Assigned task:
Show every line in the records below that contains the word "selected".

Data to process:
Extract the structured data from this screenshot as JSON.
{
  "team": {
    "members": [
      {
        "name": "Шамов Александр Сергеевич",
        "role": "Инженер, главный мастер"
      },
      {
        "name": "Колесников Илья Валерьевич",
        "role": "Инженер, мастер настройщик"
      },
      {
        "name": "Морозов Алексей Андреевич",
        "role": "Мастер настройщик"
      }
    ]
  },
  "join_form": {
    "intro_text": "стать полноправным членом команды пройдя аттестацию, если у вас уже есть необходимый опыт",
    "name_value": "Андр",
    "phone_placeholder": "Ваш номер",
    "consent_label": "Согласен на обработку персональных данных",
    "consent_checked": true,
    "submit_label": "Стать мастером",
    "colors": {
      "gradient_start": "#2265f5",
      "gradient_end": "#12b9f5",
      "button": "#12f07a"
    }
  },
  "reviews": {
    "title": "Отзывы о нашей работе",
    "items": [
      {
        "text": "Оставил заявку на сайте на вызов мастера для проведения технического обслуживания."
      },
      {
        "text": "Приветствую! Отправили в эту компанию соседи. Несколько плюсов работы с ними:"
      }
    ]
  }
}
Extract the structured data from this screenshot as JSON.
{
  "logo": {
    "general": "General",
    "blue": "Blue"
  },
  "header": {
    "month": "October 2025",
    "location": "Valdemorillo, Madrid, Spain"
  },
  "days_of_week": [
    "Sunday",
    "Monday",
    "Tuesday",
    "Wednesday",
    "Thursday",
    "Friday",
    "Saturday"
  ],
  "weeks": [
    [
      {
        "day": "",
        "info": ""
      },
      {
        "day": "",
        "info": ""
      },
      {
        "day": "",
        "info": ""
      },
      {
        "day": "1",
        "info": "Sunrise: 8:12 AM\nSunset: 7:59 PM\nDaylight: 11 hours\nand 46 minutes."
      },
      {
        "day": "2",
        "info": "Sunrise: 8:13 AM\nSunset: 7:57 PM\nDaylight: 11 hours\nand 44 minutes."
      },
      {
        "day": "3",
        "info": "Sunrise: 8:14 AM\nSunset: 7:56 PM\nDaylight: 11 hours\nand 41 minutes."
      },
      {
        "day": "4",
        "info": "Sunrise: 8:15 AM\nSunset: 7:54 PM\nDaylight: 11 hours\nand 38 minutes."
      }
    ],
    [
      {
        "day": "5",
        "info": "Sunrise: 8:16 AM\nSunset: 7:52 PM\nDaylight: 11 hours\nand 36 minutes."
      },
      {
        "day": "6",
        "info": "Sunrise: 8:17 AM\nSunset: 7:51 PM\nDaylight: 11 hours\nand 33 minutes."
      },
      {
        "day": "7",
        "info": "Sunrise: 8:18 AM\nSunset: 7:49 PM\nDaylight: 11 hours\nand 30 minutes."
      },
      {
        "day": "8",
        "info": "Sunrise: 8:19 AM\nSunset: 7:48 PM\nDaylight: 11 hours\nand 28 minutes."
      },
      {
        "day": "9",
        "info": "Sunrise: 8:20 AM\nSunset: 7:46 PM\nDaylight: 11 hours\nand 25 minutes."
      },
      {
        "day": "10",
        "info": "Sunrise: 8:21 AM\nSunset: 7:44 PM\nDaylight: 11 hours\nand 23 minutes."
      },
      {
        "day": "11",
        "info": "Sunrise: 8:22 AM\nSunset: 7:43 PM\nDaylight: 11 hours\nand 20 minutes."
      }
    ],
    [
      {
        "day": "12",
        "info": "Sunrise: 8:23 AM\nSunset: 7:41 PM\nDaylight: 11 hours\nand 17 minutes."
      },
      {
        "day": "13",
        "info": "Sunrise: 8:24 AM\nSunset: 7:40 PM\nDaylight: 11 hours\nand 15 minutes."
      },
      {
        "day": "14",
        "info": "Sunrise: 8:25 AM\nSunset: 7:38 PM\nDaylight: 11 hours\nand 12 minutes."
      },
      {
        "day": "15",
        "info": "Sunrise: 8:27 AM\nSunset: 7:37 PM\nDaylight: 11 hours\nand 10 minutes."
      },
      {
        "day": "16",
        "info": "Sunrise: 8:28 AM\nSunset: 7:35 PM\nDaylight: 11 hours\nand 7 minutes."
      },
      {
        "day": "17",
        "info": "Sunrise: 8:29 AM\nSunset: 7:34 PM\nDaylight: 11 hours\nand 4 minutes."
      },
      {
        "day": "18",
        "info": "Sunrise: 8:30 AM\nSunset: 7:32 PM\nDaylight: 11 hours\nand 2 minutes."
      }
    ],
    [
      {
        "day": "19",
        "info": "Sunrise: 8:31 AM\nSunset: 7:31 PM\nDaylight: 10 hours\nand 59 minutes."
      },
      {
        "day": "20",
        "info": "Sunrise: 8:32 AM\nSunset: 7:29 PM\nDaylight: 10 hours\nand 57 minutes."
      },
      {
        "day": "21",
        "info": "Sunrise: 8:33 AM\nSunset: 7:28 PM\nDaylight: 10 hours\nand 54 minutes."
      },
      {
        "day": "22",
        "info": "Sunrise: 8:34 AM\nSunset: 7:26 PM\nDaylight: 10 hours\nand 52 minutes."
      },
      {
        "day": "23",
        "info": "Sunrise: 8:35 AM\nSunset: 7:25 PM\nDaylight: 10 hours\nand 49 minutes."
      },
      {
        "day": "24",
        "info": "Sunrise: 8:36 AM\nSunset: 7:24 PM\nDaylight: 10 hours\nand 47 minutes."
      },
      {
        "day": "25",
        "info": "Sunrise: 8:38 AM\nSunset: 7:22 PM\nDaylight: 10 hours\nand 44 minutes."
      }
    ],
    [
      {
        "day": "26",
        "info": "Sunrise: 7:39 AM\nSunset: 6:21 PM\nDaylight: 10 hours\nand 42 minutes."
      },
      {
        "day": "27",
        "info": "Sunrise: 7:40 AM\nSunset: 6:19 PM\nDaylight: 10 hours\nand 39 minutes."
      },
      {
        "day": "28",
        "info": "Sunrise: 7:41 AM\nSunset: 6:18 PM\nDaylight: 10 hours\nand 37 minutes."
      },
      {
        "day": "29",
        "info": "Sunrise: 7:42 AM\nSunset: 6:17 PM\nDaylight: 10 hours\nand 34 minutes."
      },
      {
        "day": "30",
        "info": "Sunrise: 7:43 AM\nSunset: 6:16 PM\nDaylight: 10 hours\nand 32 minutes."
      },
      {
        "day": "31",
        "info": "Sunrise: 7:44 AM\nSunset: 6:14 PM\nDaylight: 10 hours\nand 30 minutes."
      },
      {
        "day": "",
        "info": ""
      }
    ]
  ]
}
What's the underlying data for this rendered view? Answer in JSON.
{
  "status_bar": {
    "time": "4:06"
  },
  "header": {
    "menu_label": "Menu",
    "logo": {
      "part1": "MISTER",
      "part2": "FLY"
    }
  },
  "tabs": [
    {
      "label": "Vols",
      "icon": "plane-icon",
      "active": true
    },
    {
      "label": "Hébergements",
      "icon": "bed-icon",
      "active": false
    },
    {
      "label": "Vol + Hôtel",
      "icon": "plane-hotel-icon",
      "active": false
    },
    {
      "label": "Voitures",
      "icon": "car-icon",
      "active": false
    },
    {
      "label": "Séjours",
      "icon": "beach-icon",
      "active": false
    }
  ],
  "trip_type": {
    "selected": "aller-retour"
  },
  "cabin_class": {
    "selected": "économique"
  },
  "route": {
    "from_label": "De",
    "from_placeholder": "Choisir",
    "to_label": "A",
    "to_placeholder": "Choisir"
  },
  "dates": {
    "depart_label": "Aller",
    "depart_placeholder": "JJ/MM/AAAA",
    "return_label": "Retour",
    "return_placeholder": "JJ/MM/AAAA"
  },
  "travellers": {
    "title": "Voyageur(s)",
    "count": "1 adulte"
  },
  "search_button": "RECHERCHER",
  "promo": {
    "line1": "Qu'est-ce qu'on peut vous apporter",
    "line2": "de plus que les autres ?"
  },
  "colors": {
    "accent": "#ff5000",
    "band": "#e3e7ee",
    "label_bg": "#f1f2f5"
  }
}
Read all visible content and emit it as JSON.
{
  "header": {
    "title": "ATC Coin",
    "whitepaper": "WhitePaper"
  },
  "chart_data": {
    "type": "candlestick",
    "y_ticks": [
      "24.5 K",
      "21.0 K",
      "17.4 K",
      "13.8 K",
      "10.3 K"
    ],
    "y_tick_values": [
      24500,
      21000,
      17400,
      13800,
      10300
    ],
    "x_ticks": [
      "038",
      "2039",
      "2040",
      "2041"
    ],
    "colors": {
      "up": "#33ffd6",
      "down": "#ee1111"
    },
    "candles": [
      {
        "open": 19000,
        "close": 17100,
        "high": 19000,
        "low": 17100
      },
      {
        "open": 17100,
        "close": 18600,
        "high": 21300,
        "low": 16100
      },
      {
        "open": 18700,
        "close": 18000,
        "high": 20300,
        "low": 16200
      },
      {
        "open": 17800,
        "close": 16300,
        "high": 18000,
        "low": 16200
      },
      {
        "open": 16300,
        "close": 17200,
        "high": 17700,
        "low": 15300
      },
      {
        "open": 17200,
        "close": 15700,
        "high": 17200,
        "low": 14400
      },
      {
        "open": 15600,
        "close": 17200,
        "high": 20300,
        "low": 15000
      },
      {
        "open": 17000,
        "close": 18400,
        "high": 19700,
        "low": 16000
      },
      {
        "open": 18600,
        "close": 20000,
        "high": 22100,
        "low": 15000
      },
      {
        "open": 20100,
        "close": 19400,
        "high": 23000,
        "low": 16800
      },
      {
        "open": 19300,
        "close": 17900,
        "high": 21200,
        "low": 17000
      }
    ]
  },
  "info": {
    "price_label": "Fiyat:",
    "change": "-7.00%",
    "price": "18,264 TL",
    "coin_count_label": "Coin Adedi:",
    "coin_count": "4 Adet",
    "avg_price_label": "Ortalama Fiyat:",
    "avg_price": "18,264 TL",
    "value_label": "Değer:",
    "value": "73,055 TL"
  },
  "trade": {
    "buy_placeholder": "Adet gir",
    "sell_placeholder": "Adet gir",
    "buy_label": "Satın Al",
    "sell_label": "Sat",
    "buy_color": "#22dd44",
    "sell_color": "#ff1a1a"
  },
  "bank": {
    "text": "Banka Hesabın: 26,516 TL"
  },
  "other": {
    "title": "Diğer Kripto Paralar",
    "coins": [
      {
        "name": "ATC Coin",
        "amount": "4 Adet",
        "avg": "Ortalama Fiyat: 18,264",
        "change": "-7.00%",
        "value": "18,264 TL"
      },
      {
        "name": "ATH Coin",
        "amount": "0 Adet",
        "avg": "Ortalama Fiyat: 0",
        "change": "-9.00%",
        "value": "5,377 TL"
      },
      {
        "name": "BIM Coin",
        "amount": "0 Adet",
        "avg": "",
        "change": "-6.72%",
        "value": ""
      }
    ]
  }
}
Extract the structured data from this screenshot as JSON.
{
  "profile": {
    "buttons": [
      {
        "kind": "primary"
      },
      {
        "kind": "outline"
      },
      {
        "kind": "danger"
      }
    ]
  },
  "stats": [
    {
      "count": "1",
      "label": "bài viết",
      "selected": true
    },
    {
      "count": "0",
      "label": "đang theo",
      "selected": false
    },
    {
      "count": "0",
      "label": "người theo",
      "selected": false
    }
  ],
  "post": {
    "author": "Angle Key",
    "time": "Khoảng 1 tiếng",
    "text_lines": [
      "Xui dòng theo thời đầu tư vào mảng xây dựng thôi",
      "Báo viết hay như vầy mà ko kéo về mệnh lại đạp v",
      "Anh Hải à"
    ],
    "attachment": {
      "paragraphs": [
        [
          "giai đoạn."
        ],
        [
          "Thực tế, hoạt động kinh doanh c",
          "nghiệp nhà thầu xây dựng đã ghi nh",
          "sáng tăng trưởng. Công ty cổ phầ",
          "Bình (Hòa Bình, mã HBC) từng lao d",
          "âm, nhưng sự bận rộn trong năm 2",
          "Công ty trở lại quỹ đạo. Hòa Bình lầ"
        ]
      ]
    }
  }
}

Output of the exercise:
    "selected": "aller-retour"
    "selected": "économique"
      "selected": true
      "selected": false
      "selected": false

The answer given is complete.